___ Extracted records

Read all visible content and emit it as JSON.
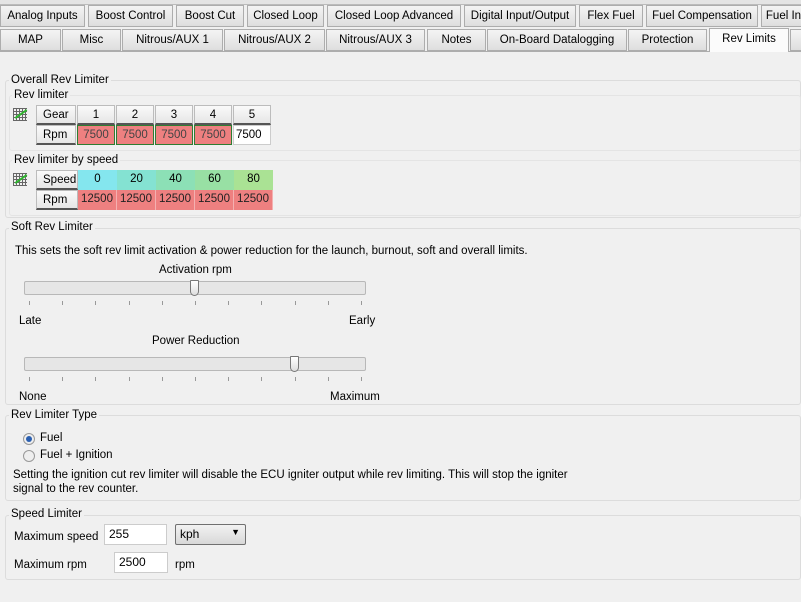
{
  "tabs_row1": [
    "Analog Inputs",
    "Boost Control",
    "Boost Cut",
    "Closed Loop",
    "Closed Loop Advanced",
    "Digital Input/Output",
    "Flex Fuel",
    "Fuel Compensation",
    "Fuel In"
  ],
  "tabs_row2": [
    "MAP",
    "Misc",
    "Nitrous/AUX 1",
    "Nitrous/AUX 2",
    "Nitrous/AUX 3",
    "Notes",
    "On-Board Datalogging",
    "Protection",
    "Rev Limits"
  ],
  "active_tab": "Rev Limits",
  "overall": {
    "title": "Overall Rev Limiter",
    "rev_limiter": {
      "title": "Rev limiter",
      "row_header": "Gear",
      "row_value": "Rpm",
      "gears": [
        "1",
        "2",
        "3",
        "4",
        "5"
      ],
      "rpm": [
        "7500",
        "7500",
        "7500",
        "7500",
        "7500"
      ]
    },
    "by_speed": {
      "title": "Rev limiter by speed",
      "row_header": "Speed",
      "row_value": "Rpm",
      "speeds": [
        "0",
        "20",
        "40",
        "60",
        "80"
      ],
      "rpm": [
        "12500",
        "12500",
        "12500",
        "12500",
        "12500"
      ],
      "speed_colors": [
        "#84e6ee",
        "#84e2d2",
        "#8ce0b6",
        "#98e0a4",
        "#aae294"
      ],
      "rpm_color": "#ee8080"
    }
  },
  "soft": {
    "title": "Soft Rev Limiter",
    "description": "This sets the soft rev limit activation & power reduction for the launch, burnout, soft and overall limits.",
    "activation": {
      "label": "Activation rpm",
      "min_label": "Late",
      "max_label": "Early",
      "value_fraction": 0.5
    },
    "power": {
      "label": "Power Reduction",
      "min_label": "None",
      "max_label": "Maximum",
      "value_fraction": 0.8
    }
  },
  "type": {
    "title": "Rev Limiter Type",
    "options": [
      {
        "label": "Fuel",
        "selected": true
      },
      {
        "label": "Fuel + Ignition",
        "selected": false
      }
    ],
    "note": "Setting the ignition cut rev limiter will disable the  ECU igniter output while rev limiting.  This will stop the igniter signal to the rev counter."
  },
  "speed_limiter": {
    "title": "Speed Limiter",
    "max_speed_label": "Maximum speed",
    "max_speed": "255",
    "unit_select": "kph",
    "max_rpm_label": "Maximum rpm",
    "max_rpm": "2500",
    "rpm_unit": "rpm"
  }
}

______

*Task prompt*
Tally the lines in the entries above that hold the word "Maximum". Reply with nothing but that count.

*Your solution*
3